Please repeat each line of the data exactly, with nothing left out.

Data section start

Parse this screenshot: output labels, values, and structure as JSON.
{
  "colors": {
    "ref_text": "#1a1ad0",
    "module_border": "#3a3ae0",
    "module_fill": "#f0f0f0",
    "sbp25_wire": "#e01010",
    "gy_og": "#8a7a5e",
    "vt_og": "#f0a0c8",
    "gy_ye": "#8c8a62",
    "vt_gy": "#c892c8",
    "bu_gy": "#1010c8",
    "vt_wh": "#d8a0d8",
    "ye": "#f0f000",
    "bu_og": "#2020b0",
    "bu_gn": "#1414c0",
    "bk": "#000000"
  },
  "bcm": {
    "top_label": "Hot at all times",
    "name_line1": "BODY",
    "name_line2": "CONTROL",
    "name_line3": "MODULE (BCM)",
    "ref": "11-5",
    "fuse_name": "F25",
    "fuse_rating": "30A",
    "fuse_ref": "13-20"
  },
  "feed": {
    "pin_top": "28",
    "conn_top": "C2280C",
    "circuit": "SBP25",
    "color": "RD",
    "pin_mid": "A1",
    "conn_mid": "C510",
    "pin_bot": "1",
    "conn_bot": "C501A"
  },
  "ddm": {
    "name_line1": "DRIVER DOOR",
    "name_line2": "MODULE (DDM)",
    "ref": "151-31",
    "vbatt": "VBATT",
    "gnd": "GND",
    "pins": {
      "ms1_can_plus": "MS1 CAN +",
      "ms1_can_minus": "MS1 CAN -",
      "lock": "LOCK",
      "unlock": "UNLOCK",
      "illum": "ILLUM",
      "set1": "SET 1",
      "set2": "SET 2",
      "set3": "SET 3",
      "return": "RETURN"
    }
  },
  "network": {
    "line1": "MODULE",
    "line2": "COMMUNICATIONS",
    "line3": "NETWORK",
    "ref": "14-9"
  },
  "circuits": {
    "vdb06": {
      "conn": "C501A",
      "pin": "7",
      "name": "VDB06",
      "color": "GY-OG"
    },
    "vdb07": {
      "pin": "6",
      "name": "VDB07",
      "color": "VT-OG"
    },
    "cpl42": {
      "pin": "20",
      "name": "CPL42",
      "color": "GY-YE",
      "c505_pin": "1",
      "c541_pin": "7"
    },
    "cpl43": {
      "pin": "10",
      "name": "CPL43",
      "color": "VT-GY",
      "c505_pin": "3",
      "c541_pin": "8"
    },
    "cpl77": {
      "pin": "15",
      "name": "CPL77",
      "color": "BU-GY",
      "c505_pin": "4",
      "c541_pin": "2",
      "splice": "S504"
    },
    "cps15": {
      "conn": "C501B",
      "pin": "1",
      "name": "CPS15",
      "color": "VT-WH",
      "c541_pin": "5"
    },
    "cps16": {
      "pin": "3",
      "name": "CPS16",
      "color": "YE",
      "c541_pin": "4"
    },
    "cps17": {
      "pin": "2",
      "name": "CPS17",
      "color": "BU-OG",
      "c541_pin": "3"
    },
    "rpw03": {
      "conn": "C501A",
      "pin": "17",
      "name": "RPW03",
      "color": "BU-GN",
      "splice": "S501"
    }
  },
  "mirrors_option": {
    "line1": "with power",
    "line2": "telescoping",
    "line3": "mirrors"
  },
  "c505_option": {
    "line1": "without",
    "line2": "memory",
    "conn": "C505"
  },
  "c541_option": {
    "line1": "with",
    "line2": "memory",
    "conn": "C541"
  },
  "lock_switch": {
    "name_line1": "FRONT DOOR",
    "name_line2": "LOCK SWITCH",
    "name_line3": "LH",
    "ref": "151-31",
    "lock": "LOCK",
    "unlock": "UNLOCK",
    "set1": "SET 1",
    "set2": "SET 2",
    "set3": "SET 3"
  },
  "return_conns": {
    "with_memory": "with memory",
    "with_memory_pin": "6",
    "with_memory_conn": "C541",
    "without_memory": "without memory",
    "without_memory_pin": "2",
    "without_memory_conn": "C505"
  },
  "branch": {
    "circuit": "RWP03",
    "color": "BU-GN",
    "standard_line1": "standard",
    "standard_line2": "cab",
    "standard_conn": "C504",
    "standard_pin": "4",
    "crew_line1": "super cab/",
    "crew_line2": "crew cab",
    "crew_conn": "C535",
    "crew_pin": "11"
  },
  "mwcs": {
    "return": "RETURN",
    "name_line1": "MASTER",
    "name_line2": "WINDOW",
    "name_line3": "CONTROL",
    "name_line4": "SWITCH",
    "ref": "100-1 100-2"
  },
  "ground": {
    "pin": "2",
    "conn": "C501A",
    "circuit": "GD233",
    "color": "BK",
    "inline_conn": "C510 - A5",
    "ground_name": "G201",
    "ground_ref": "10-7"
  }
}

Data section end

• Solution to this problem:
Parse this screenshot: output labels, values, and structure as JSON.
{
  "colors": {
    "ref_text": "#1a1ad0",
    "module_border": "#3a3ae0",
    "module_fill": "#f0f0f0",
    "sbp25_wire": "#e01010",
    "gy_og": "#8a7a5e",
    "vt_og": "#f0a0c8",
    "gy_ye": "#8c8a62",
    "vt_gy": "#c892c8",
    "bu_gy": "#1010c8",
    "vt_wh": "#d8a0d8",
    "ye": "#f0f000",
    "bu_og": "#2020b0",
    "bu_gn": "#1414c0",
    "bk": "#000000"
  },
  "bcm": {
    "top_label": "Hot at all times",
    "name_line1": "BODY",
    "name_line2": "CONTROL",
    "name_line3": "MODULE (BCM)",
    "ref": "11-5",
    "fuse_name": "F25",
    "fuse_rating": "30A",
    "fuse_ref": "13-20"
  },
  "feed": {
    "pin_top": "28",
    "conn_top": "C2280C",
    "circuit": "SBP25",
    "color": "RD",
    "pin_mid": "A1",
    "conn_mid": "C510",
    "pin_bot": "1",
    "conn_bot": "C501A"
  },
  "ddm": {
    "name_line1": "DRIVER DOOR",
    "name_line2": "MODULE (DDM)",
    "ref": "151-31",
    "vbatt": "VBATT",
    "gnd": "GND",
    "pins": {
      "ms1_can_plus": "MS1 CAN +",
      "ms1_can_minus": "MS1 CAN -",
      "lock": "LOCK",
      "unlock": "UNLOCK",
      "illum": "ILLUM",
      "set1": "SET 1",
      "set2": "SET 2",
      "set3": "SET 3",
      "return": "RETURN"
    }
  },
  "network": {
    "line1": "MODULE",
    "line2": "COMMUNICATIONS",
    "line3": "NETWORK",
    "ref": "14-9"
  },
  "circuits": {
    "vdb06": {
      "conn": "C501A",
      "pin": "7",
      "name": "VDB06",
      "color": "GY-OG"
    },
    "vdb07": {
      "pin": "6",
      "name": "VDB07",
      "color": "VT-OG"
    },
    "cpl42": {
      "pin": "20",
      "name": "CPL42",
      "color": "GY-YE",
      "c505_pin": "1",
      "c541_pin": "7"
    },
    "cpl43": {
      "pin": "10",
      "name": "CPL43",
      "color": "VT-GY",
      "c505_pin": "3",
      "c541_pin": "8"
    },
    "cpl77": {
      "pin": "15",
      "name": "CPL77",
      "color": "BU-GY",
      "c505_pin": "4",
      "c541_pin": "2",
      "splice": "S504"
    },
    "cps15": {
      "conn": "C501B",
      "pin": "1",
      "name": "CPS15",
      "color": "VT-WH",
      "c541_pin": "5"
    },
    "cps16": {
      "pin": "3",
      "name": "CPS16",
      "color": "YE",
      "c541_pin": "4"
    },
    "cps17": {
      "pin": "2",
      "name": "CPS17",
      "color": "BU-OG",
      "c541_pin": "3"
    },
    "rpw03": {
      "conn": "C501A",
      "pin": "17",
      "name": "RPW03",
      "color": "BU-GN",
      "splice": "S501"
    }
  },
  "mirrors_option": {
    "line1": "with power",
    "line2": "telescoping",
    "line3": "mirrors"
  },
  "c505_option": {
    "line1": "without",
    "line2": "memory",
    "conn": "C505"
  },
  "c541_option": {
    "line1": "with",
    "line2": "memory",
    "conn": "C541"
  },
  "lock_switch": {
    "name_line1": "FRONT DOOR",
    "name_line2": "LOCK SWITCH",
    "name_line3": "LH",
    "ref": "151-31",
    "lock": "LOCK",
    "unlock": "UNLOCK",
    "set1": "SET 1",
    "set2": "SET 2",
    "set3": "SET 3"
  },
  "return_conns": {
    "with_memory": "with memory",
    "with_memory_pin": "6",
    "with_memory_conn": "C541",
    "without_memory": "without memory",
    "without_memory_pin": "2",
    "without_memory_conn": "C505"
  },
  "branch": {
    "circuit": "RWP03",
    "color": "BU-GN",
    "standard_line1": "standard",
    "standard_line2": "cab",
    "standard_conn": "C504",
    "standard_pin": "4",
    "crew_line1": "super cab/",
    "crew_line2": "crew cab",
    "crew_conn": "C535",
    "crew_pin": "11"
  },
  "mwcs": {
    "return": "RETURN",
    "name_line1": "MASTER",
    "name_line2": "WINDOW",
    "name_line3": "CONTROL",
    "name_line4": "SWITCH",
    "ref": "100-1 100-2"
  },
  "ground": {
    "pin": "2",
    "conn": "C501A",
    "circuit": "GD233",
    "color": "BK",
    "inline_conn": "C510 - A5",
    "ground_name": "G201",
    "ground_ref": "10-7"
  }
}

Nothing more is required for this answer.